Copy the records that follow exactly, leaving nothing out.

> WORKING DATA
* * * *

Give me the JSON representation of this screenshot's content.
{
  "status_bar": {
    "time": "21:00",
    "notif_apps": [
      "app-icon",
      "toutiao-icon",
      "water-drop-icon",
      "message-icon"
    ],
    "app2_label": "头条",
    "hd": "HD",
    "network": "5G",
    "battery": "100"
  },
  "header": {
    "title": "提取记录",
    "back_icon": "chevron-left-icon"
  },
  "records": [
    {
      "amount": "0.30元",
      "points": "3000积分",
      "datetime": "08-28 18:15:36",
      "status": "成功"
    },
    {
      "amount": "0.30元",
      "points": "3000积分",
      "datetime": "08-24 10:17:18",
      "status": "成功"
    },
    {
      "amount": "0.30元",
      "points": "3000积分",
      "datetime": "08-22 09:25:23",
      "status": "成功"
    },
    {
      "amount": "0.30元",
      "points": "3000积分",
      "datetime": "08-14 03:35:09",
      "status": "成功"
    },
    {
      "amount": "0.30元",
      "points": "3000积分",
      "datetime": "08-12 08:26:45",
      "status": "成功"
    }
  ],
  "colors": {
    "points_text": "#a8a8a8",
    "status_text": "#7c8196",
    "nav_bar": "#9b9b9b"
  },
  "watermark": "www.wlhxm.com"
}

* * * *

> ANSWER SPACE
Give me the JSON representation of this screenshot's content.
{
  "status_bar": {
    "time": "21:00",
    "notif_apps": [
      "app-icon",
      "toutiao-icon",
      "water-drop-icon",
      "message-icon"
    ],
    "app2_label": "头条",
    "hd": "HD",
    "network": "5G",
    "battery": "100"
  },
  "header": {
    "title": "提取记录",
    "back_icon": "chevron-left-icon"
  },
  "records": [
    {
      "amount": "0.30元",
      "points": "3000积分",
      "datetime": "08-28 18:15:36",
      "status": "成功"
    },
    {
      "amount": "0.30元",
      "points": "3000积分",
      "datetime": "08-24 10:17:18",
      "status": "成功"
    },
    {
      "amount": "0.30元",
      "points": "3000积分",
      "datetime": "08-22 09:25:23",
      "status": "成功"
    },
    {
      "amount": "0.30元",
      "points": "3000积分",
      "datetime": "08-14 03:35:09",
      "status": "成功"
    },
    {
      "amount": "0.30元",
      "points": "3000积分",
      "datetime": "08-12 08:26:45",
      "status": "成功"
    }
  ],
  "colors": {
    "points_text": "#a8a8a8",
    "status_text": "#7c8196",
    "nav_bar": "#9b9b9b"
  },
  "watermark": "www.wlhxm.com"
}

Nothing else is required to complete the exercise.